Provided data: Begin

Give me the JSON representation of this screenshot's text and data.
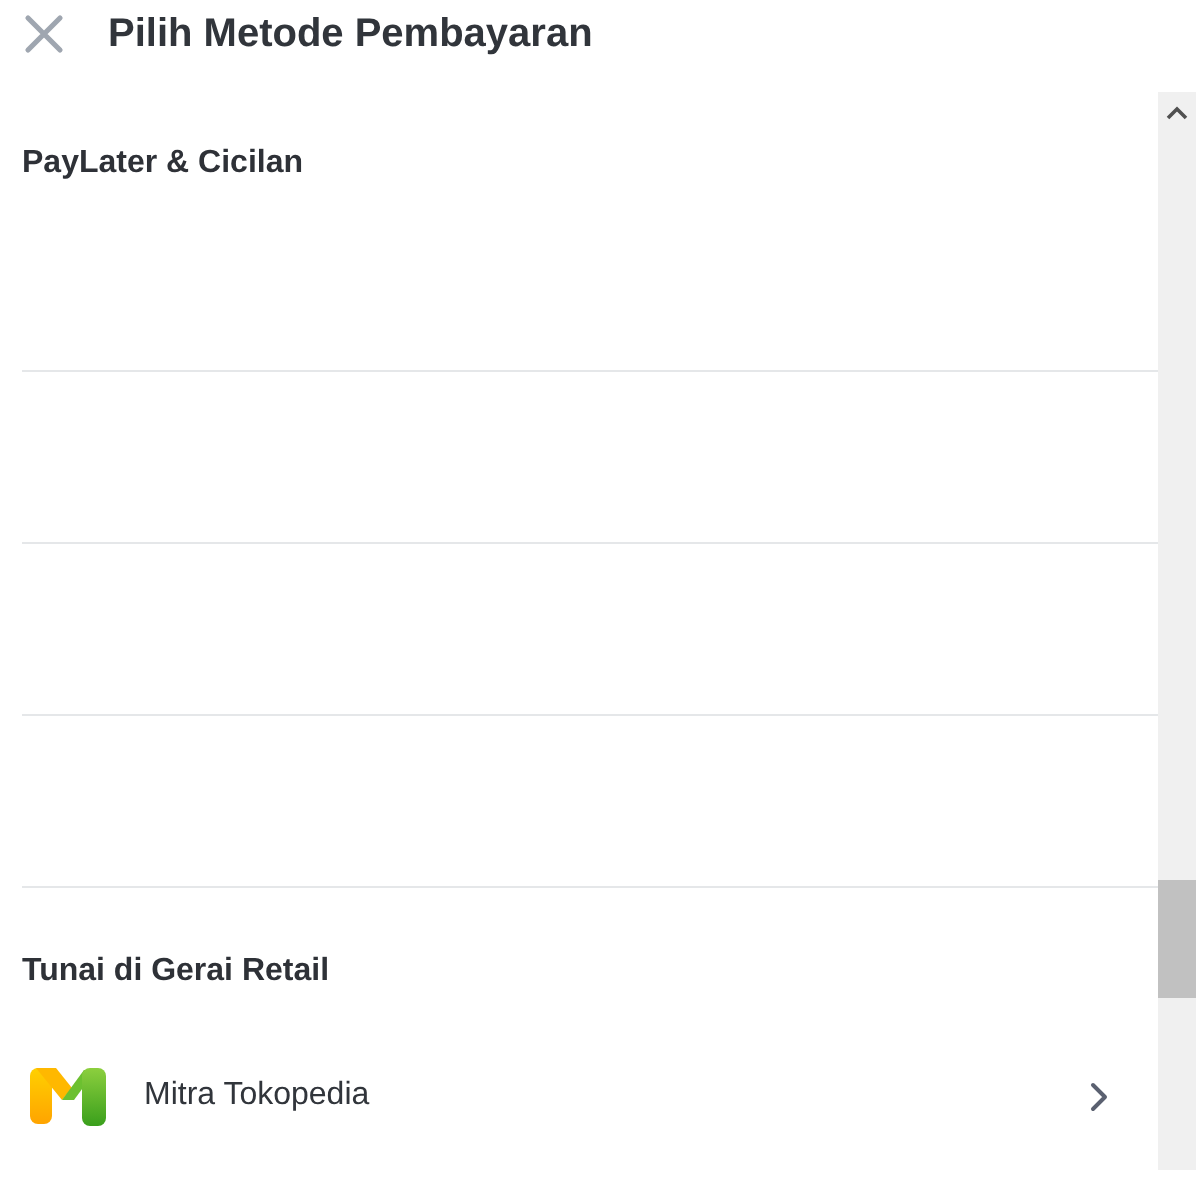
{
  "header": {
    "title": "Pilih Metode Pembayaran"
  },
  "sections": [
    {
      "title": "PayLater & Cicilan"
    },
    {
      "title": "Tunai di Gerai Retail",
      "options": [
        {
          "name": "Mitra Tokopedia"
        }
      ]
    }
  ]
}
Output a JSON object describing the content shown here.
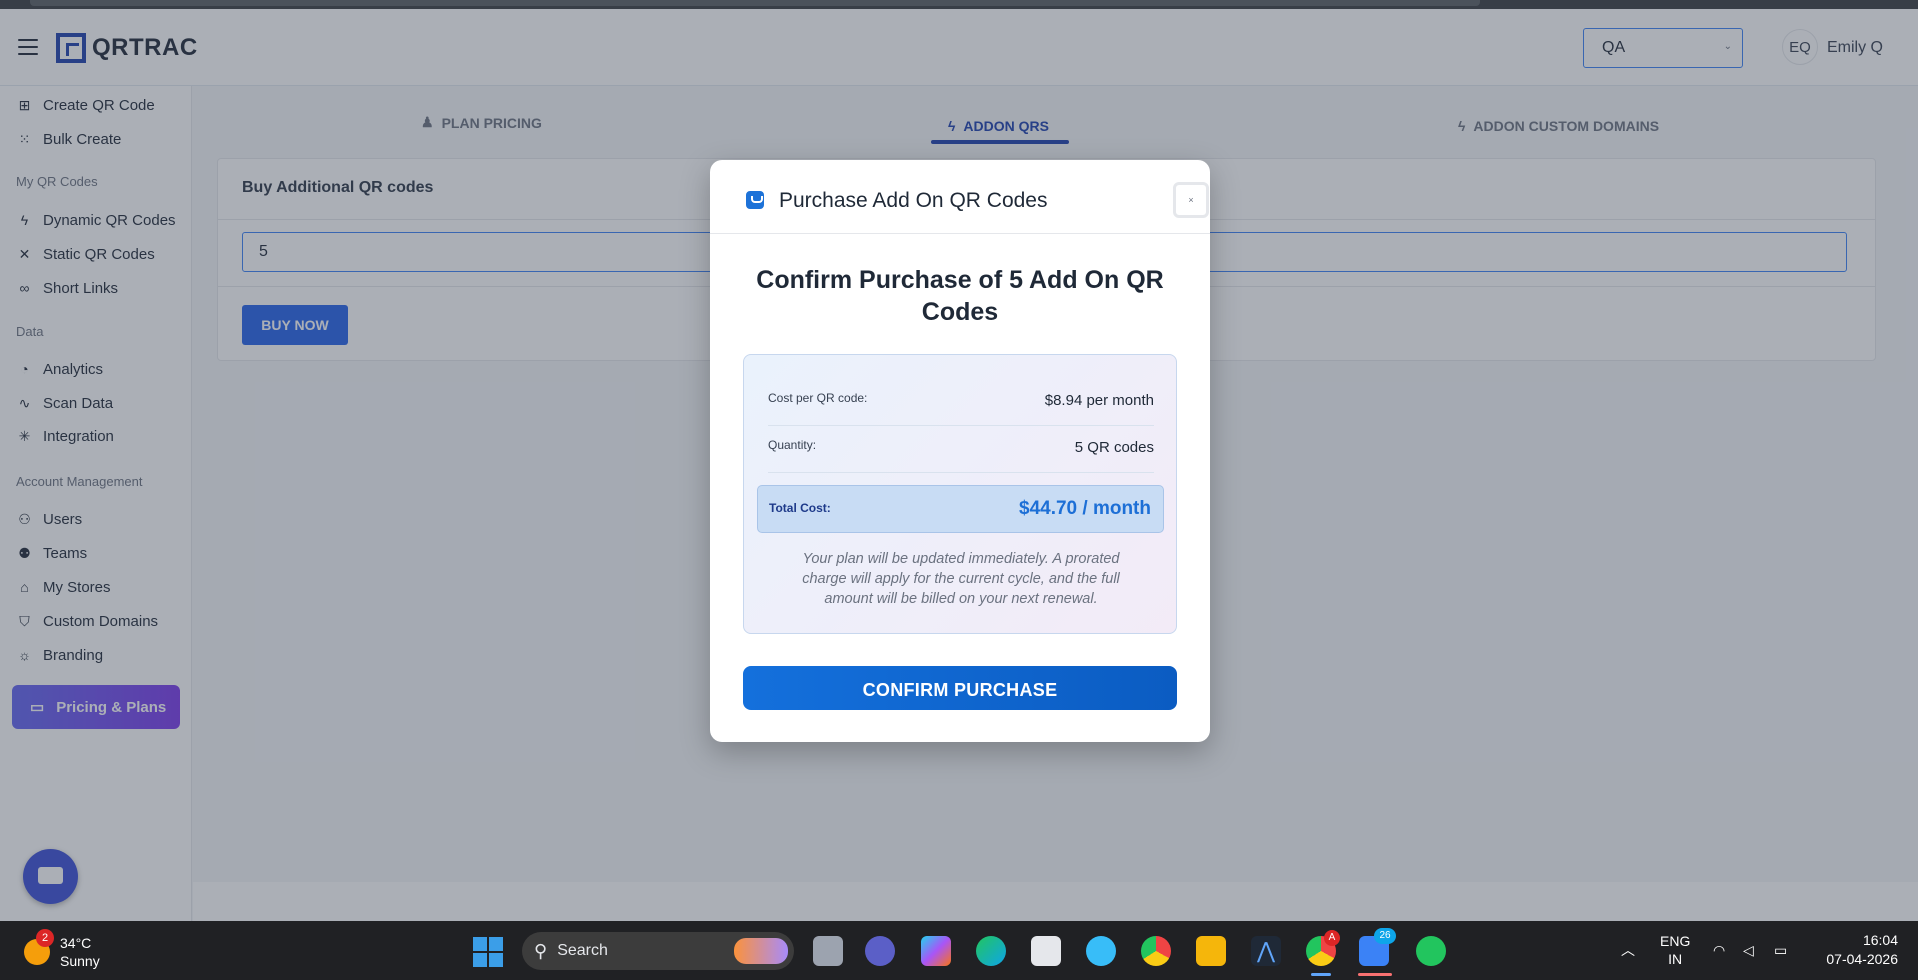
{
  "header": {
    "logo_text": "QRTRAC",
    "org_select": {
      "value": "QA"
    },
    "user": {
      "initials": "EQ",
      "name": "Emily Q"
    }
  },
  "sidebar": {
    "items_top": [
      {
        "label": "Create QR Code",
        "icon": "plus-square-icon"
      },
      {
        "label": "Bulk Create",
        "icon": "grid-icon"
      }
    ],
    "section_qr": "My QR Codes",
    "items_qr": [
      {
        "label": "Dynamic QR Codes",
        "icon": "bolt-icon"
      },
      {
        "label": "Static QR Codes",
        "icon": "crossed-pins-icon"
      },
      {
        "label": "Short Links",
        "icon": "link-icon"
      }
    ],
    "section_data": "Data",
    "items_data": [
      {
        "label": "Analytics",
        "icon": "pie-chart-icon"
      },
      {
        "label": "Scan Data",
        "icon": "activity-icon"
      },
      {
        "label": "Integration",
        "icon": "hub-icon"
      }
    ],
    "section_account": "Account Management",
    "items_account": [
      {
        "label": "Users",
        "icon": "user-plus-icon"
      },
      {
        "label": "Teams",
        "icon": "team-icon"
      },
      {
        "label": "My Stores",
        "icon": "store-icon"
      },
      {
        "label": "Custom Domains",
        "icon": "shield-icon"
      },
      {
        "label": "Branding",
        "icon": "sun-icon"
      }
    ],
    "pricing_button": "Pricing & Plans"
  },
  "main": {
    "tabs": [
      {
        "label": "PLAN PRICING",
        "active": false
      },
      {
        "label": "ADDON QRS",
        "active": true
      },
      {
        "label": "ADDON CUSTOM DOMAINS",
        "active": false
      }
    ],
    "card_title": "Buy Additional QR codes",
    "quantity_value": "5",
    "buy_button": "BUY NOW"
  },
  "modal": {
    "title": "Purchase Add On QR Codes",
    "close_label": "×",
    "heading": "Confirm Purchase of 5 Add On QR Codes",
    "cost_label": "Cost per QR code:",
    "cost_value": "$8.94 per month",
    "quantity_label": "Quantity:",
    "quantity_value": "5 QR codes",
    "total_label": "Total Cost:",
    "total_value": "$44.70 / month",
    "note": "Your plan will be updated immediately. A prorated charge will apply for the current cycle, and the full amount will be billed on your next renewal.",
    "confirm_button": "CONFIRM PURCHASE"
  },
  "taskbar": {
    "weather_temp": "34°C",
    "weather_desc": "Sunny",
    "weather_badge": "2",
    "search_placeholder": "Search",
    "chrome_badge": "A",
    "app_badge": "26",
    "lang_line1": "ENG",
    "lang_line2": "IN",
    "time": "16:04",
    "date": "07-04-2026"
  },
  "colors": {
    "brand": "#1e40af",
    "primary": "#2563eb",
    "pricing_gradient_start": "#6366f1",
    "pricing_gradient_end": "#7c3aed",
    "total_text": "#1d6fd6"
  }
}
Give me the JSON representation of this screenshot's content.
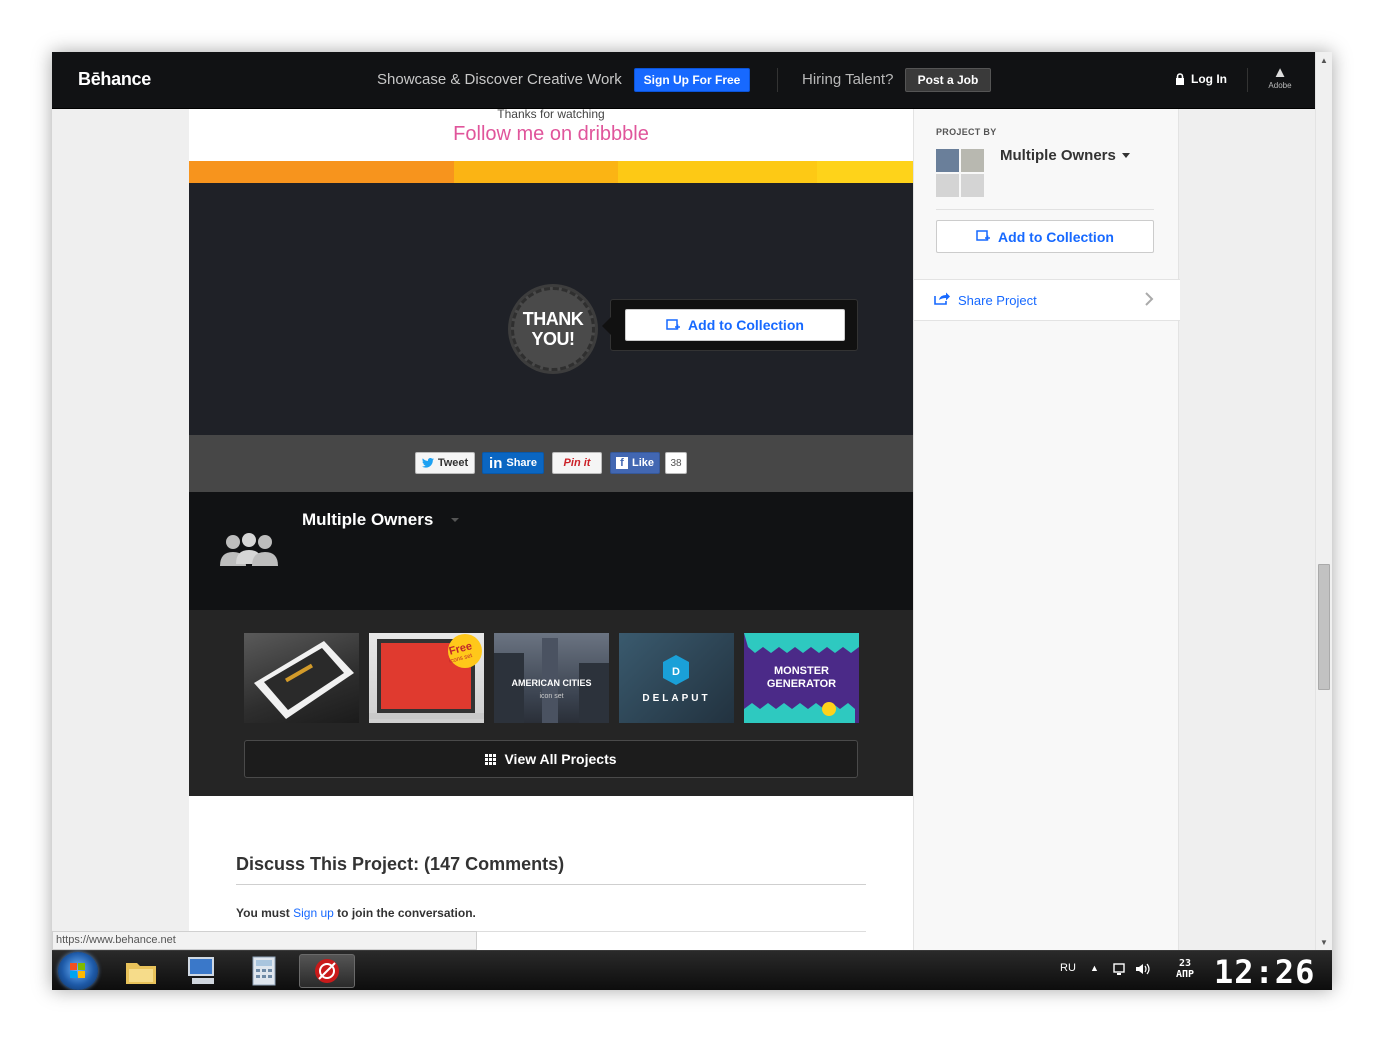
{
  "header": {
    "logo": "Bēhance",
    "tagline": "Showcase & Discover Creative Work",
    "signup_label": "Sign Up For Free",
    "hiring_text": "Hiring Talent?",
    "post_job_label": "Post a Job",
    "login_label": "Log In",
    "adobe_label": "Adobe"
  },
  "project": {
    "thanks_text": "Thanks for watching",
    "follow_text": "Follow me on dribbble",
    "stripe_colors": [
      "#f7941d",
      "#fbb414",
      "#fdc915",
      "#fed31a"
    ],
    "thank_badge": [
      "THANK",
      "YOU!"
    ],
    "add_to_collection_label": "Add to Collection",
    "share": {
      "tweet_label": "Tweet",
      "linkedin_label": "Share",
      "pin_label": "Pin it",
      "like_label": "Like",
      "like_count": "38"
    },
    "owner_name": "Multiple Owners",
    "thumbnails": [
      {
        "title": ""
      },
      {
        "title": "Free",
        "subtitle": "icons set"
      },
      {
        "title": "AMERICAN CITIES",
        "subtitle": "icon set"
      },
      {
        "title": "DELAPUT"
      },
      {
        "title": "MONSTER",
        "subtitle": "GENERATOR"
      }
    ],
    "view_all_label": "View All Projects",
    "discuss_title": "Discuss This Project: (147 Comments)",
    "discuss_prefix": "You must",
    "discuss_link": "Sign up",
    "discuss_suffix": "to join the conversation."
  },
  "sidebar": {
    "project_by_label": "PROJECT BY",
    "owner_name": "Multiple Owners",
    "add_to_collection_label": "Add to Collection",
    "share_project_label": "Share Project"
  },
  "status_url": "https://www.behance.net",
  "taskbar": {
    "lang": "RU",
    "date_day": "23",
    "date_month": "АПР",
    "time": "12:26"
  },
  "colors": {
    "brand_blue": "#1769ff",
    "follow_pink": "#e0559b"
  }
}
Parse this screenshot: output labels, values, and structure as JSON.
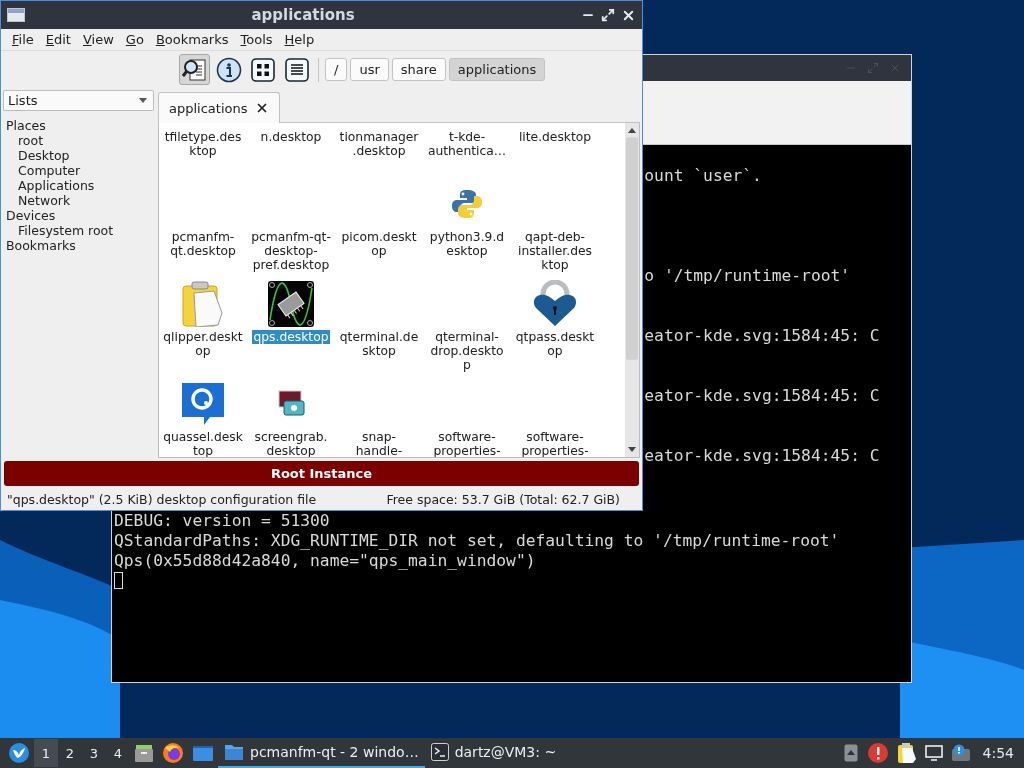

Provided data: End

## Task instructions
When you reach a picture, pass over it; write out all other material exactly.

## Task solution
Give me the JSON representation of this screenshot's text and data.
{
  "header": {
    "title": "Pilih Metode Pembayaran"
  },
  "sections": [
    {
      "title": "PayLater & Cicilan"
    },
    {
      "title": "Tunai di Gerai Retail",
      "options": [
        {
          "name": "Mitra Tokopedia"
        }
      ]
    }
  ]
}
Output a JSON object describing the content shown here.
{
  "header": {
    "logo_text": "QRTRAC",
    "org_select": {
      "value": "QA"
    },
    "user": {
      "initials": "EQ",
      "name": "Emily Q"
    }
  },
  "sidebar": {
    "items_top": [
      {
        "label": "Create QR Code",
        "icon": "plus-square-icon"
      },
      {
        "label": "Bulk Create",
        "icon": "grid-icon"
      }
    ],
    "section_qr": "My QR Codes",
    "items_qr": [
      {
        "label": "Dynamic QR Codes",
        "icon": "bolt-icon"
      },
      {
        "label": "Static QR Codes",
        "icon": "crossed-pins-icon"
      },
      {
        "label": "Short Links",
        "icon": "link-icon"
      }
    ],
    "section_data": "Data",
    "items_data": [
      {
        "label": "Analytics",
        "icon": "pie-chart-icon"
      },
      {
        "label": "Scan Data",
        "icon": "activity-icon"
      },
      {
        "label": "Integration",
        "icon": "hub-icon"
      }
    ],
    "section_account": "Account Management",
    "items_account": [
      {
        "label": "Users",
        "icon": "user-plus-icon"
      },
      {
        "label": "Teams",
        "icon": "team-icon"
      },
      {
        "label": "My Stores",
        "icon": "store-icon"
      },
      {
        "label": "Custom Domains",
        "icon": "shield-icon"
      },
      {
        "label": "Branding",
        "icon": "sun-icon"
      }
    ],
    "pricing_button": "Pricing & Plans"
  },
  "main": {
    "tabs": [
      {
        "label": "PLAN PRICING",
        "active": false
      },
      {
        "label": "ADDON QRS",
        "active": true
      },
      {
        "label": "ADDON CUSTOM DOMAINS",
        "active": false
      }
    ],
    "card_title": "Buy Additional QR codes",
    "quantity_value": "5",
    "buy_button": "BUY NOW"
  },
  "modal": {
    "title": "Purchase Add On QR Codes",
    "close_label": "×",
    "heading": "Confirm Purchase of 5 Add On QR Codes",
    "cost_label": "Cost per QR code:",
    "cost_value": "$8.94 per month",
    "quantity_label": "Quantity:",
    "quantity_value": "5 QR codes",
    "total_label": "Total Cost:",
    "total_value": "$44.70 / month",
    "note": "Your plan will be updated immediately. A prorated charge will apply for the current cycle, and the full amount will be billed on your next renewal.",
    "confirm_button": "CONFIRM PURCHASE"
  },
  "taskbar": {
    "weather_temp": "34°C",
    "weather_desc": "Sunny",
    "weather_badge": "2",
    "search_placeholder": "Search",
    "chrome_badge": "A",
    "app_badge": "26",
    "lang_line1": "ENG",
    "lang_line2": "IN",
    "time": "16:04",
    "date": "07-04-2026"
  },
  "colors": {
    "brand": "#1e40af",
    "primary": "#2563eb",
    "pricing_gradient_start": "#6366f1",
    "pricing_gradient_end": "#7c3aed",
    "total_text": "#1d6fd6"
  }
}
Give me the JSON representation of this screenshot's content.
{
  "header": {
    "logo": "Bēhance",
    "tagline": "Showcase & Discover Creative Work",
    "signup_label": "Sign Up For Free",
    "hiring_text": "Hiring Talent?",
    "post_job_label": "Post a Job",
    "login_label": "Log In",
    "adobe_label": "Adobe"
  },
  "project": {
    "thanks_text": "Thanks for watching",
    "follow_text": "Follow me on dribbble",
    "stripe_colors": [
      "#f7941d",
      "#fbb414",
      "#fdc915",
      "#fed31a"
    ],
    "thank_badge": [
      "THANK",
      "YOU!"
    ],
    "add_to_collection_label": "Add to Collection",
    "share": {
      "tweet_label": "Tweet",
      "linkedin_label": "Share",
      "pin_label": "Pin it",
      "like_label": "Like",
      "like_count": "38"
    },
    "owner_name": "Multiple Owners",
    "thumbnails": [
      {
        "title": ""
      },
      {
        "title": "Free",
        "subtitle": "icons set"
      },
      {
        "title": "AMERICAN CITIES",
        "subtitle": "icon set"
      },
      {
        "title": "DELAPUT"
      },
      {
        "title": "MONSTER",
        "subtitle": "GENERATOR"
      }
    ],
    "view_all_label": "View All Projects",
    "discuss_title": "Discuss This Project: (147 Comments)",
    "discuss_prefix": "You must",
    "discuss_link": "Sign up",
    "discuss_suffix": "to join the conversation."
  },
  "sidebar": {
    "project_by_label": "PROJECT BY",
    "owner_name": "Multiple Owners",
    "add_to_collection_label": "Add to Collection",
    "share_project_label": "Share Project"
  },
  "status_url": "https://www.behance.net",
  "taskbar": {
    "lang": "RU",
    "date_day": "23",
    "date_month": "АПР",
    "time": "12:26"
  },
  "colors": {
    "brand_blue": "#1769ff",
    "follow_pink": "#e0559b"
  }
}
Parse this screenshot: output labels, values, and structure as JSON.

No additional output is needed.